Uruguay's government has launched a public awareness campaign to sway public opinion in favor of an initiative to legalize marijuana, in what it says is an attempt to reduce drug-related violence.
The plan was first proposed last year by President Jose Mujica, and has since evolved from its original form, which called for a state monopoly on the sale and production of the plant.
The plan now allows for the creation of private cannabis cooperatives, or "membership clubs," that will be regulated by a National Institute of Cannabis.
The bill was expected to pass last year, but Mujica did not submit it to a vote after a poll revealed that 64 percent of the population opposed the proposal.

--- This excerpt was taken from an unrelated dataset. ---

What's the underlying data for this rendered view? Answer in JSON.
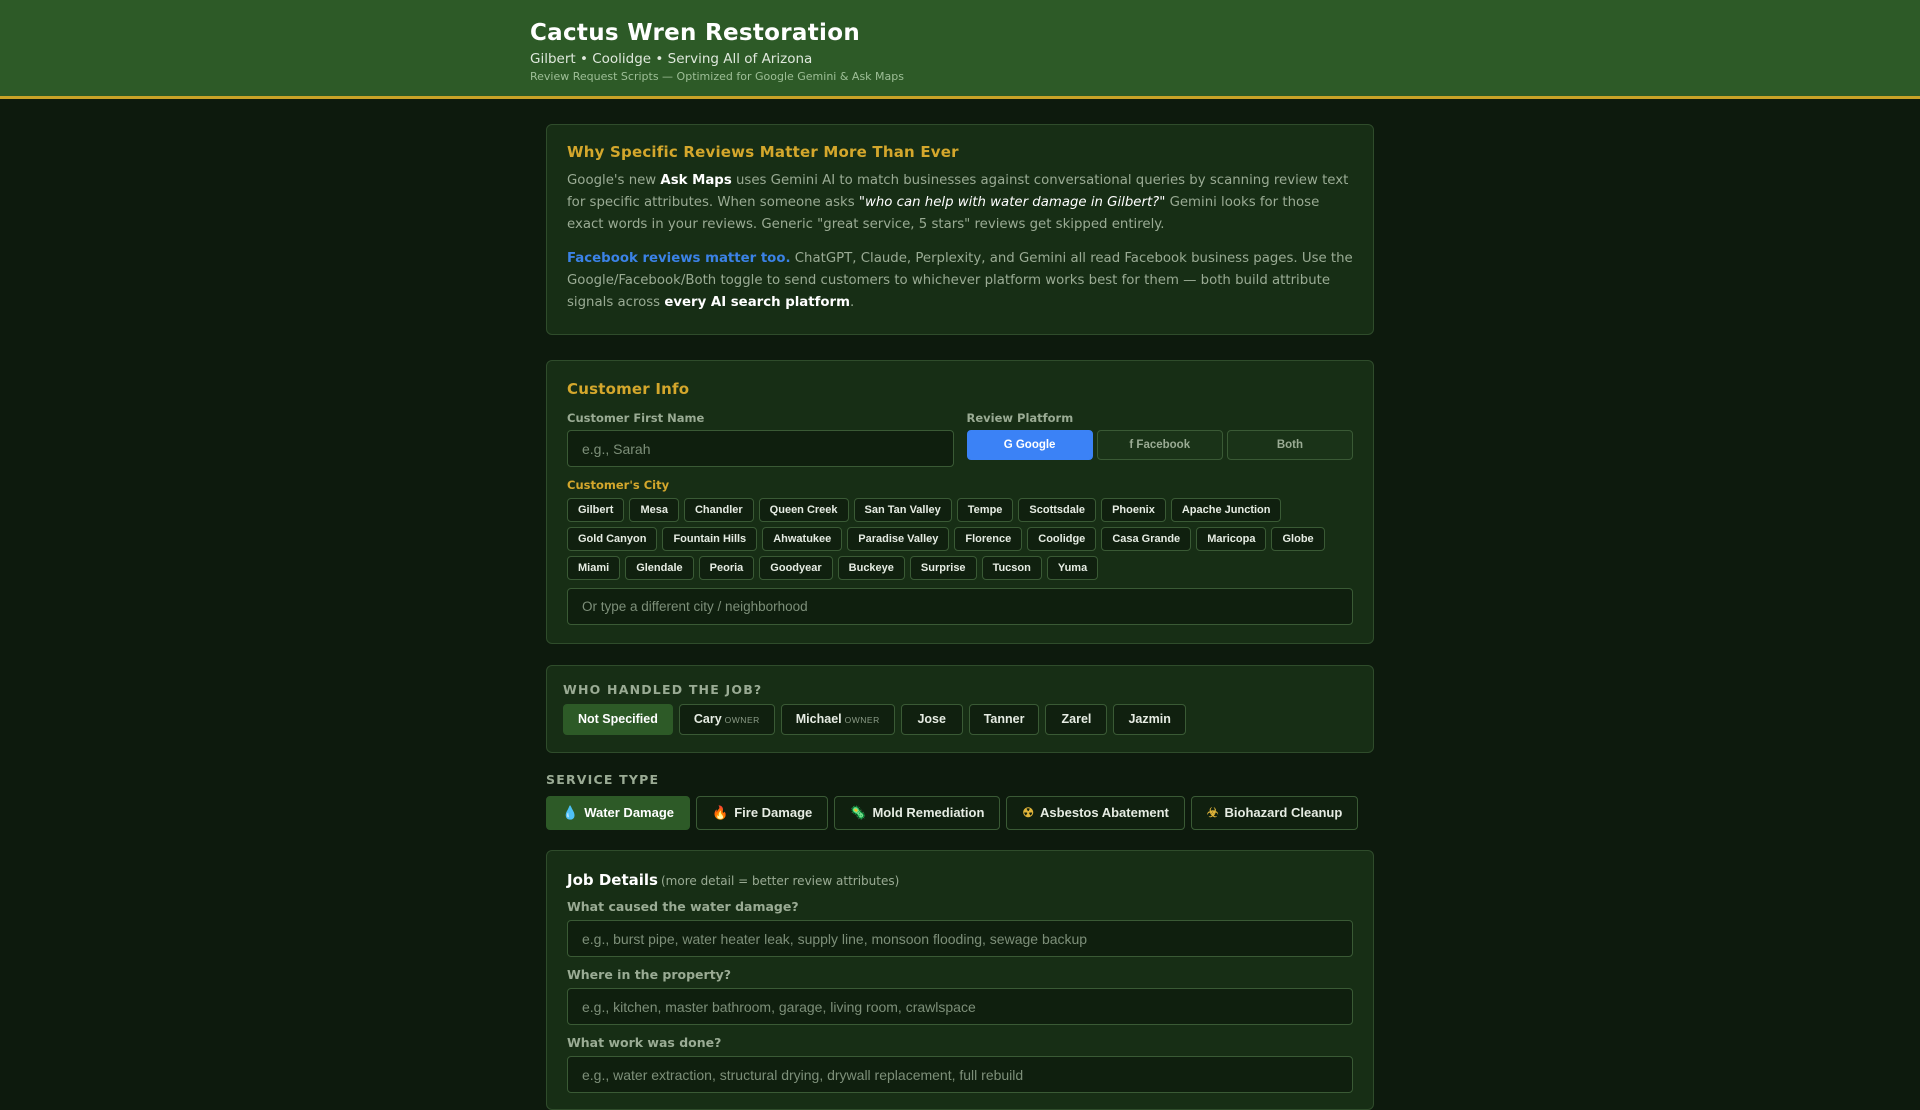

Mujica backed off, stating that public opinion should match the initiative and that education was necessary.
Starting this week, the National Drug Council will now be presenting debates and discussions to draw awareness to the purported benefits of the initiative.
InSight Crime Analysis
The Mujica administration is in part framing the marijuana legalization debate as a way to fight the rise in drug violence. Last year was the most violent year on record for Uruguay, with 8.71 homicides per 100,000, a rise of 45 percent compared to 2011.
However, with marijuana already decriminalized, the trade does not appear to be significantly fueling the rise in violence, which is more likely linked to an expanding domestic cocaine market and the use of the country as a shipment point for transnational criminal organizations.